Essays on the Determinants of International Equity Flows
In this dissertation, I address the topic of the determinants of international equity flows in three segments. The first segment discusses the determinants of OFDI from developing countries, with evidence from China. The focus is on the impact of host country’s institutions, exchange rate volatility and natural resources on China’s OFDI. I perform an econometric analysis for 2003-2013 on 49 countries. Using fixed effects regressions, our results reveal that China’s OFDI is invested in countries with relatively poor institutional quality and abundant natural resources. Exchange rate variability has a dampening effect on China’s OFDI. The relative appreciation of the Chinese RMB enhances OFDI flows. China’s OFDI is also associated with larger market size and greater openness of the host country. In the second segment, I examine the determinants of the composition of international equity flows, at the level of the source country. Based on the theory of trade-off between information-efficiency and reselling price, this part focuses on the effects of investors’ expectations of liquidity needs in the source country, which is instrumented by external debt liabilities of the source country. Using TSLS as well as Dynamic Panel Data GMM estimations on a panel data of 91 countries during 1985-2011, I find that the ratio of FPI to FDI is higher when there are expectations of liquidity shortage in the future, and higher past ratio leads to higher present FPI to FDI composition. In the third segment, I further investigate the determinants of the composition of FPI vs FDI in a gravity model including the factors from both the source and host country. I perform econometric analysis with the bilateral external asset stocks between 18 countries during 2001-2011 and the results support the major hypotheses in segment 2. In addition, I find that the depreciation of host country currency increases the ratio of FPI/FDI. Longer distance reduces FPI, but the impact on FDI and the ratio of FPI/FDI are not significant. Host countries with larger GDP, more stable political environment, and more foreign reserves attract more FPI, while countries that are more open to international trade attract more FDI.

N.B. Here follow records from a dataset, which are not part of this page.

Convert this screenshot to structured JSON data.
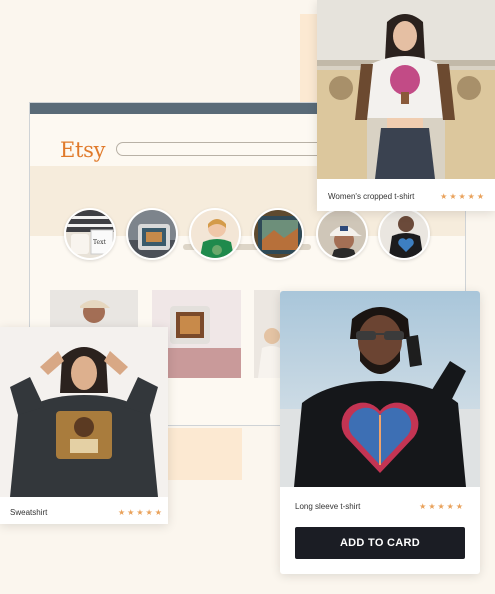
{
  "browser": {
    "logo": "Etsy",
    "search_placeholder": ""
  },
  "circles": [
    {
      "icon": "mug-notebook-image"
    },
    {
      "icon": "pillow-image"
    },
    {
      "icon": "kid-shirt-image"
    },
    {
      "icon": "painting-image"
    },
    {
      "icon": "cap-image"
    },
    {
      "icon": "tshirt-heart-image"
    }
  ],
  "cards": {
    "top_right": {
      "label": "Women's cropped t-shirt",
      "stars": "★★★★★",
      "rating": 5
    },
    "left": {
      "label": "Sweatshirt",
      "stars": "★★★★★",
      "rating": 5
    },
    "right": {
      "label": "Long sleeve t-shirt",
      "stars": "★★★★★",
      "rating": 5,
      "button": "ADD TO CARD"
    }
  },
  "colors": {
    "background": "#fbf6ee",
    "accent": "#e07a2b",
    "star": "#e9a15a",
    "button": "#1b1d24",
    "browser_bar": "#5a6b78"
  }
}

Li, Yang, "Essays on the Determinants of International Equity Flows" (2017). ETD Collection for Fordham University. AAI10278298.